I wince every time I see a photo posted on Twitter from the combine, tractor or grain truck of young kids along for the ride.
Don’t get me wrong. I’m not the kind of person who believes kids need to be bubble wrapped and fitted with a helmet whenever they go outside. But seeing little kids riding along on big equipment still frightens me.
Sometimes it isn’t just a short-term ride-along. The kids are stuck with Dad or Mom on the combine, grain cart or truck for a long period of time.
The pride of the parents is understandable, and that’s why so many of these photos end up online. People are proud of their farms and very proud of their kids, and they want to show the world, or at least their Twitter followers.
Certainly equipment is much safer and more comfortable for little passengers than ever before. And being in an enclosed cab is far safer than a kid riding along on an open air tractor pulling a mower. And it’s far, far safer than what most of us older folks did as kids.
In fact, with the size and luxury of some modern combine and tractor cabs, it wouldn’t be surprising to see equipment manufacturers develop child activity centres as a cab comfort option.
What can go wrong when a kid or two is in such a safe, secure cab? Well, equipment breaks down and plugs up and even the newest equipment sometimes requires the operator to do more than push buttons in the cab.
When that happens, what do you do with the kids?
Child care can be a difficult juggling act for many farm families, especially during busy seasons.
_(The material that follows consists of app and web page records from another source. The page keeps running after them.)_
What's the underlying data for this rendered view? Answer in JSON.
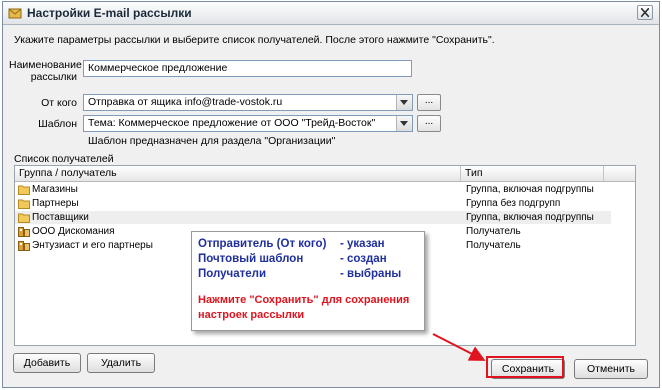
{
  "window": {
    "title": "Настройки E-mail рассылки"
  },
  "instruction": "Укажите параметры рассылки и выберите список получателей. После этого нажмите \"Сохранить\".",
  "form": {
    "name_label_1": "Наименование",
    "name_label_2": "рассылки",
    "name_value": "Коммерческое предложение",
    "from_label": "От кого",
    "from_value": "Отправка от ящика info@trade-vostok.ru",
    "template_label": "Шаблон",
    "template_value": "Тема: Коммерческое предложение от ООО \"Трейд-Восток\"",
    "browse_label": "...",
    "template_hint": "Шаблон предназначен для раздела \"Организации\""
  },
  "recipients": {
    "section_label": "Список получателей",
    "columns": [
      "Группа / получатель",
      "Тип"
    ],
    "rows": [
      {
        "name": "Магазины",
        "type": "Группа, включая подгруппы",
        "icon": "folder-icon"
      },
      {
        "name": "Партнеры",
        "type": "Группа без подгрупп",
        "icon": "folder-icon"
      },
      {
        "name": "Поставщики",
        "type": "Группа, включая подгруппы",
        "icon": "folder-icon"
      },
      {
        "name": "ООО Дискомания",
        "type": "Получатель",
        "icon": "recipient-icon"
      },
      {
        "name": "Энтузиаст и его партнеры",
        "type": "Получатель",
        "icon": "recipient-icon"
      }
    ]
  },
  "callout": {
    "line1_a": "Отправитель (От кого)",
    "line1_b": "- указан",
    "line2_a": "Почтовый шаблон",
    "line2_b": "- создан",
    "line3_a": "Получатели",
    "line3_b": "- выбраны",
    "note_1": "Нажмите \"Сохранить\" для сохранения",
    "note_2": "настроек рассылки"
  },
  "buttons": {
    "add": "Добавить",
    "remove": "Удалить",
    "save": "Сохранить",
    "cancel": "Отменить"
  },
  "colors": {
    "callout_text": "#1f2f9c",
    "highlight_red": "#e0141e"
  }
}
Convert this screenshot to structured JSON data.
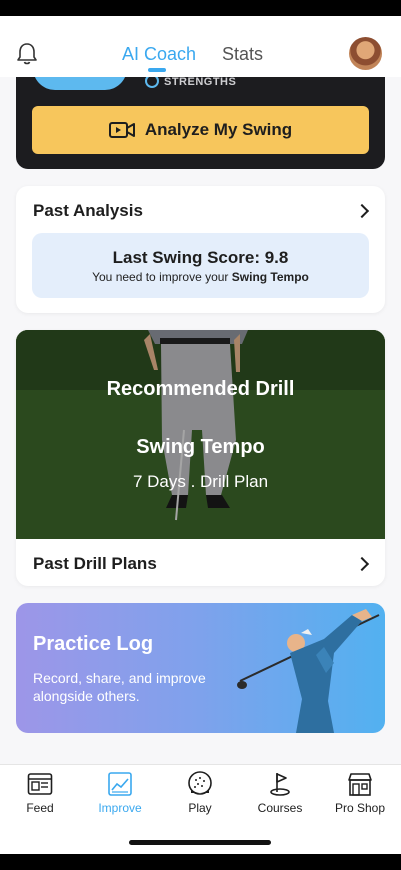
{
  "header": {
    "tabs": [
      {
        "label": "AI Coach",
        "active": true
      },
      {
        "label": "Stats",
        "active": false
      }
    ],
    "icons": {
      "bell": "bell-icon",
      "avatar": "user-avatar"
    },
    "accent_color": "#3aa8ef"
  },
  "top_card": {
    "strengths_label": "STRENGTHS",
    "analyze_button_label": "Analyze My Swing",
    "analyze_button_icon": "video-icon",
    "button_color": "#f7c65c"
  },
  "past_analysis": {
    "title": "Past Analysis",
    "score_title": "Last Swing Score: 9.8",
    "score_sub_prefix": "You need to improve your ",
    "score_sub_emphasis": "Swing Tempo"
  },
  "drill": {
    "heading": "Recommended Drill",
    "name": "Swing Tempo",
    "meta": "7 Days  .  Drill Plan",
    "past_plans_label": "Past Drill Plans"
  },
  "practice_log": {
    "title": "Practice Log",
    "subtitle": "Record, share, and improve alongside others."
  },
  "bottom_nav": [
    {
      "label": "Feed",
      "icon": "feed-icon",
      "active": false
    },
    {
      "label": "Improve",
      "icon": "chart-icon",
      "active": true
    },
    {
      "label": "Play",
      "icon": "golf-ball-icon",
      "active": false
    },
    {
      "label": "Courses",
      "icon": "flag-icon",
      "active": false
    },
    {
      "label": "Pro Shop",
      "icon": "shop-icon",
      "active": false
    }
  ]
}
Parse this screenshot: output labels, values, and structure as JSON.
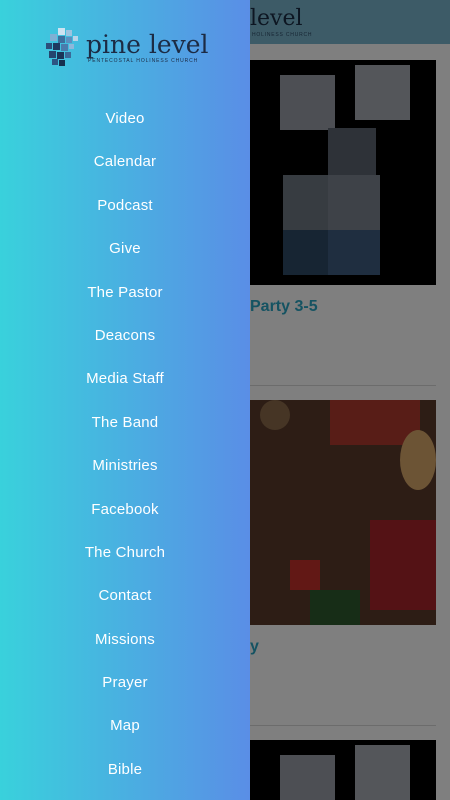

This is often complicated by off-farm jobs and other commitments.
There are arguably even bigger dangers in the farmyard than out in the field: trucks unloading, augers running, vehicles and equipment moving in and out. Some farms have fenced in designated play areas. Most do not. Kids don’t have to be insulated from the realities of farming, but it’s tough to supervise little people when the yard is a beehive of activity.
As kids get bigger, they start to take work roles on the farm, and this creates a whole new source of potential dangers. At 10, 12 or 14 years of age, they are often operating equipment, sometimes large equipment.
Again, this is a great source of pride for their parents and grandparents, and there’s a natural tendency to brag about Little Johnnie or Little Susie operating some piece of equipment at a tender age. This is something else you often see posted on Twitter.
In my opinion, being involved in the farm operation is far better for kids than sitting in the house playing computer games, but tasks need to be age and ability appropriate.
Of course, this isn’t easy to determine, and Mom and Dad may have some interesting discussions.
Unfortunately, farm safety organizations go overboard in their recommendations. To listen to some experts, a young person should never drive a tractor before they turn 16. With official recommendations so far removed from reality, they are easily dismissed and become useless.
However, reverting to what you did as a kid isn’t necessarily appropriate either. Times and expectations have changed.
Consider how your entire world would change if your child or grandchild was seriously injured or killed in a farm accident. Those Twitter posts would haunt you forever.